All this with the tacit, at least, approval of the Foreign Office, with whom according to the leaked emails they were ‘heading for an understanding’ that both parties wanted the money ‘out of the door.’ In a statement to the BBC the Foreign Office said that talks with bodies such as UKIT were commonplace, although some of the language used on this occasion was ‘unacceptable.’
Needless to say this hasn’t gone down at all well with the opposition, quite properly shadow Foreign Secretary Yvette Cooper attacked the Foreign Office for cutting spending on ‘schemes to tackle international drug trafficking and organised crime’ while bodies such as UKIT were ‘rushing to get money out of the door;’ under the leadership of William Hague the FO was, she said, ‘in chaos.’
Matthew Sinclair of the Taxpayers Alliance told the BBC it was shocking that while businesses and individuals were ‘working hard to look after their money, UKIT are casting around for ways to spend it.’ It was, he said, confirmation that in the public sector ‘too often spending is an end in itself.’
If you ever needed an example of how far the top tier of bureaucrats have departed from the concerns of ordinary citizens then look no further than this sorry episode.
At a time when the CBI is warning that the economic outlook for the first half of 2011 could be ‘volatile’ UKIT aren’t tightening their belts; they’re heading off to buy brand new hand made ones with public money.
CBI Director Richard Lambert told politics.co.uk that ‘there are bumpy times ahead for businesses in Britain. Travelling round the country I find that many people are positive about current trading conditions, but extremely worried about what the next year might bring.’ There probably wouldn’t, he said, be a double dip recession and he predicted growth of 2% for this year rising to 2.4% in 2012; the inference being that to get to even these modest levels of prosperity the woods we will have to pass through will be very dark and scary indeed.
When the GMB trade union predicts 200,000 public sector workers will lose their jobs in 2011 as councils cut spending by 28% the people in charge of UKIT are spending money like a mob of drunken sailors. Even if the more conservative estimate of 140,000 job losses in the public sector made by the Local Government Association is correct that is still a lot of livelihoods lost and lives potentially ruined; a million pounds on its own might not do much to help; but taking it away from a quango and giving it to people in genuine need would be a good start.
The behaviour of UKIT, not to mention that of all the other quangos who were lucky enough not to have their emails leaked to the press, goes way beyond being merely unacceptable. It touches heights of insensitivity seldom reached since Marie Antoinette decided it would be fun to play at being a milkmaid whilst the people of France starved.
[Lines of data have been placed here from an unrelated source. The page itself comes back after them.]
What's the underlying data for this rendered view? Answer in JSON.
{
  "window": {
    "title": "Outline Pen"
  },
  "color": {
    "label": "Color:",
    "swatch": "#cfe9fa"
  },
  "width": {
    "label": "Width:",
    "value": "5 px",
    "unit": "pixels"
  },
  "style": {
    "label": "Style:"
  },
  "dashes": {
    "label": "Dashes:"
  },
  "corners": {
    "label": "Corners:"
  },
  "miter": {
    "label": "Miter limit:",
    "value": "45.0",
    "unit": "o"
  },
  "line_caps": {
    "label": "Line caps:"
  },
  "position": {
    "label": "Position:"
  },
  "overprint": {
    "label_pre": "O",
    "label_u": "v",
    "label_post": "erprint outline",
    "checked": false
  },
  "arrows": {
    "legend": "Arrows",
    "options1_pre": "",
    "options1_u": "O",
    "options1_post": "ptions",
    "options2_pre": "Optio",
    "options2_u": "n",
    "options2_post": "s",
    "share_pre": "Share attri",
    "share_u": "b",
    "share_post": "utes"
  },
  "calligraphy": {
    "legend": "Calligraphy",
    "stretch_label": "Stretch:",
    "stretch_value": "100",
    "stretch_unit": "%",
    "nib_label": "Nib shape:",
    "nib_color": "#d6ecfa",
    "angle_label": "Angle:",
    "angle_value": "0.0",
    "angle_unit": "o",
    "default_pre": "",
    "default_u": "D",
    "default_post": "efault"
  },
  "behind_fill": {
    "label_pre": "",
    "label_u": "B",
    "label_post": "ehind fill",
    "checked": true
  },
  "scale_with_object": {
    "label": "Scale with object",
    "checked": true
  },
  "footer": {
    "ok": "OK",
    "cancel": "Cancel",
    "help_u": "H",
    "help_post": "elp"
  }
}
Bureaucrats, like the rich in F Scott Fitzgerald’s assessment, are different, or at least they think they are and so don’t have to behave with restraint or common sense. It is time for someone to show them the error of their ways.